Mature Life Features

Cecil Scaglione, Editor

Posts Tagged ‘walking

Early-Morning Episodes . . .

leave a comment »

. . . as seen on pre-breakfast bike rides around Gilbert, Arizona, include:

— a shout-out lime-green polyester shirt housing a pony-tailed blond skimming along a side-street sidewalk followed by her beau in black shorts, black T-shirt and black sandals pedaling a black high-handle-barred coaster bike.

— two grille-to-grille pickups plugging up a driveway and blocking half the street while the backed-into-the-drive vehicle sucks battery juice through what look like black straws from the truck with its back to traffic.

— power mowers competing against each other in green swards across the street from on another as landscapers trim bushes and blow leaves into piles before the sun gets angry.

— teens — bored, perched on curbs, chatting in couples, texting or gaming, a few even waving — gathered at school-bus stops.

— school buses boring into traffic without conscience.

— bikers in bike lanes with teeth gritted who rarely wave back as they bust their buttocks to beat their previous times or distances or both.

— assorted dog-walkers of all attitudes and attire with an endless array of breeds and behaviors.

— householders, a few holding their morning coffee, turning on or off their front-yard sprinkler systems.

— young mothers, mostly in vans, dropping their children off at all-day holding tanks.

 

 

 

 

 

Advertisements

Written by Cecil Scaglione

August 14, 2017 at 8:39 am

No Pain Required for Muscle Gain

leave a comment »

TootlinAlong

By

Cecil Scaglione

Mature Life Features

    You may be too tired to do any exercise.
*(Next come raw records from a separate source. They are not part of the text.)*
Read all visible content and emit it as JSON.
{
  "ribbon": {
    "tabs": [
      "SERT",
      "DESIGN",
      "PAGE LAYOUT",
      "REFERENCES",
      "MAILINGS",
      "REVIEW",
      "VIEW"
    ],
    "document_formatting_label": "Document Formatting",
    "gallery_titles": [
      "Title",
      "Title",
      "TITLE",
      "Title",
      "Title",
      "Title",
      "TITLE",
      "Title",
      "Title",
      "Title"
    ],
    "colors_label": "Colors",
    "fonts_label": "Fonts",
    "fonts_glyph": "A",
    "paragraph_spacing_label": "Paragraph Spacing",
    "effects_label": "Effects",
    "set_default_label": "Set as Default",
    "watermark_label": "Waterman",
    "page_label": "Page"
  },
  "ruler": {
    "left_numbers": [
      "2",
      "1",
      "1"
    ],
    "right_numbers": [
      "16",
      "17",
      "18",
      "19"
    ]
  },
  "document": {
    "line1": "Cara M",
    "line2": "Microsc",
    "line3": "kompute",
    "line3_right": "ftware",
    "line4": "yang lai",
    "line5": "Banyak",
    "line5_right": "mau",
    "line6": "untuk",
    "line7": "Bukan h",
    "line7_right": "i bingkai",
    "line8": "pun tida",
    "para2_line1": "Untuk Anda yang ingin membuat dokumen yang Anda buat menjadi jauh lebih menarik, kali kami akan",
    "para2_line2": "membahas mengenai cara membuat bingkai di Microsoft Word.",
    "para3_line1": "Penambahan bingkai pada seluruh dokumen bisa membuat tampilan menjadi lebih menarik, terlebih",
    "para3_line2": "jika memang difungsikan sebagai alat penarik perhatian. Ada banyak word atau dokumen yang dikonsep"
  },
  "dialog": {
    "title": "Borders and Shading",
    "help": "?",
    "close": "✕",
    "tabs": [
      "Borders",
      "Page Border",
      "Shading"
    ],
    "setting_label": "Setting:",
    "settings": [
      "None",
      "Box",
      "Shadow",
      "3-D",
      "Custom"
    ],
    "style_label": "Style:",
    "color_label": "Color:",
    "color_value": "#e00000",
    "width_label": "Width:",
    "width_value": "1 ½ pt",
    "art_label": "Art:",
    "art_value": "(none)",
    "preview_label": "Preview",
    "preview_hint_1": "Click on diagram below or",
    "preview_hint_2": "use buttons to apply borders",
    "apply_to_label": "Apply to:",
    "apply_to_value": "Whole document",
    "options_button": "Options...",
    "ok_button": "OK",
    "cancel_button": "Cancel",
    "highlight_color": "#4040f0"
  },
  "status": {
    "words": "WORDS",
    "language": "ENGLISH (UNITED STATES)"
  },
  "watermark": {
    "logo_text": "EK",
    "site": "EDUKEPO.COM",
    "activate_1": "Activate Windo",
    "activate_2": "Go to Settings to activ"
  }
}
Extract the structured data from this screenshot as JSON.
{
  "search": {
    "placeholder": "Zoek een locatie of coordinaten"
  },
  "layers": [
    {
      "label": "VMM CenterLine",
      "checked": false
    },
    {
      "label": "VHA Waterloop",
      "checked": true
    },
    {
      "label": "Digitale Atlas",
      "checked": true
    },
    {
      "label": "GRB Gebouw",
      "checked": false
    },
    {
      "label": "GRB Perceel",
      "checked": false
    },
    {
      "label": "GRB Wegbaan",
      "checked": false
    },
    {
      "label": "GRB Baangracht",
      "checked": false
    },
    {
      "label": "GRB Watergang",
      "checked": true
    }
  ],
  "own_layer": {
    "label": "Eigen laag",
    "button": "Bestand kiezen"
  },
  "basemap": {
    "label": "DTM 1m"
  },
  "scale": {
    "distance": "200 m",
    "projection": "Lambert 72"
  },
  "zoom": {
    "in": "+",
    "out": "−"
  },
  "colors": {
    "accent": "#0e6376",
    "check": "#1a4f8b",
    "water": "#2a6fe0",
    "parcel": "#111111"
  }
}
Or too lazy. But you’re never too old.

And you’re never too old to benefit from lifting weights, or strength exercises, according to the National Institutes of Health’s National Institutes of Aging.
That doesn’t mean you have to adopt the regimen of a Terminator body builder.  Nor do you have to spend hours at a gymnasium.
There a strength-exercise guide called “Exercise: a Guide from the National Institute on Aging” available on the Web at nia.nih.gov/exercise book or by calling toll-free (800) 222-2225. There’s also a video available through its Go4Life program on the website.
You don’t have to rush down to an athletic-equipment or sporting-goods store to pick up sets of bar bells, or ankle and hand weights.
There are many household items you can use.
A one-pint bottle of water or a 16-ounce can of peas can substitute for a one-pound bar bell, for example. Or you can fill empty milk jugs or cartons with water or sand.
An early step to take during any exercise program is to check with your doctor, especially if you’re among the 40 percent of Americans who’ve been sedentary for the past few years.
Keep in mind that there are many forms of non-strength exercise: walking, swimming, bicycling, jogging, gardening, tennis, and bowling are examples. None of these require a medical imprimatur if you don’t have any serious handicap or disease.
But it’s not a bad idea to do a bit of muscle-building even if you participate in some other form of activity. A tip to follow at all times is to exercise different groups of muscles. Never exercise the same group – legs, arms, back, stomach, chest, shoulders, or arms, for example – two days in a row. Give your muscles time to rest.
You should exercise your major muscles groups, such as shoulders, back, arms and legs, twice a week. And start slowly. Start with one pound weights. And don’t rush up the poundage.
Do 10 to 15 repetitions of each exercise. Take about three seconds to slowly lift or push a weight, hold that position  for a second, and take another three to five seconds to return to the original position.
Exhale as you lift or push a weight. Inhale when you relax and lower the weight to your original position. Don’t hold your breath while you’re doing exercises.
Once you can lift or push a weight 15 times easily with smooth, steady motions, you may increase the weight a couple of pounds as your muscles become stronger. This can take two to three weeks.
You should experience a bit of soreness and fatigue in the beginning. That’s normal. But you should not experience sore joints, pain, or exhaustion. Those are signs that you’re overdoing it. If any of this persists, check with your doctor again.
Just remember: forget “no pain, no gain.”
                      Mature Life Features, Copyright 2004

Written by Cecil Scaglione

January 4, 2013 at 12:05 am

Posted in Health

Tagged with , , , ,